Copy each record below faithfully, leaving out images.

== Segment start ==

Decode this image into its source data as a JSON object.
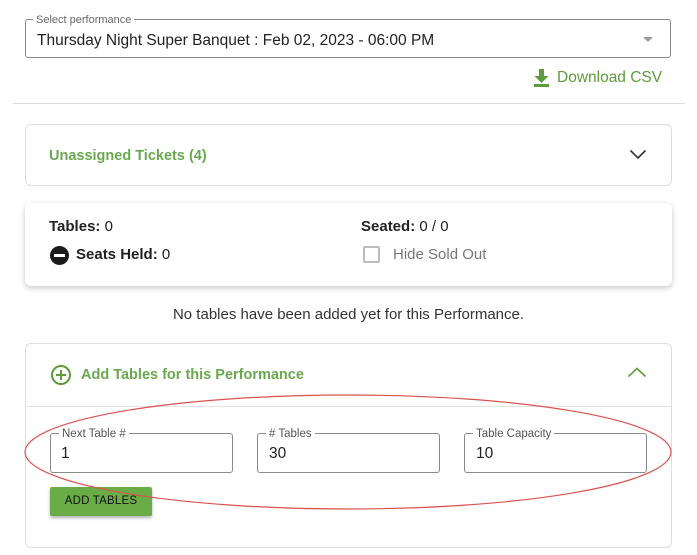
{
  "performance_select": {
    "label": "Select performance",
    "value": "Thursday Night Super Banquet : Feb 02, 2023 - 06:00 PM"
  },
  "download": {
    "label": "Download CSV",
    "icon": "download-icon"
  },
  "unassigned": {
    "title": "Unassigned Tickets (4)",
    "icon": "chevron-down-icon"
  },
  "stats": {
    "tables_label": "Tables:",
    "tables_value": " 0",
    "seated_label": "Seated:",
    "seated_value": " 0 / 0",
    "seats_held_label": "Seats Held:",
    "seats_held_value": " 0",
    "hide_sold_out_label": "Hide Sold Out",
    "hide_sold_out_checked": false
  },
  "empty_message": "No tables have been added yet for this Performance.",
  "add_tables": {
    "title": "Add Tables for this Performance",
    "expanded": true,
    "fields": [
      {
        "label": "Next Table #",
        "value": "1"
      },
      {
        "label": "# Tables",
        "value": "30"
      },
      {
        "label": "Table Capacity",
        "value": "10"
      }
    ],
    "button_label": "ADD TABLES"
  },
  "colors": {
    "accent_green": "#6aa84f",
    "button_green": "#6aac46",
    "annotation_red": "#d9534f"
  }
}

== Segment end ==

▸ **WORKED SOLUTION**
Decode this image into its source data as a JSON object.
{
  "performance_select": {
    "label": "Select performance",
    "value": "Thursday Night Super Banquet : Feb 02, 2023 - 06:00 PM"
  },
  "download": {
    "label": "Download CSV",
    "icon": "download-icon"
  },
  "unassigned": {
    "title": "Unassigned Tickets (4)",
    "icon": "chevron-down-icon"
  },
  "stats": {
    "tables_label": "Tables:",
    "tables_value": " 0",
    "seated_label": "Seated:",
    "seated_value": " 0 / 0",
    "seats_held_label": "Seats Held:",
    "seats_held_value": " 0",
    "hide_sold_out_label": "Hide Sold Out",
    "hide_sold_out_checked": false
  },
  "empty_message": "No tables have been added yet for this Performance.",
  "add_tables": {
    "title": "Add Tables for this Performance",
    "expanded": true,
    "fields": [
      {
        "label": "Next Table #",
        "value": "1"
      },
      {
        "label": "# Tables",
        "value": "30"
      },
      {
        "label": "Table Capacity",
        "value": "10"
      }
    ],
    "button_label": "ADD TABLES"
  },
  "colors": {
    "accent_green": "#6aa84f",
    "button_green": "#6aac46",
    "annotation_red": "#d9534f"
  }
}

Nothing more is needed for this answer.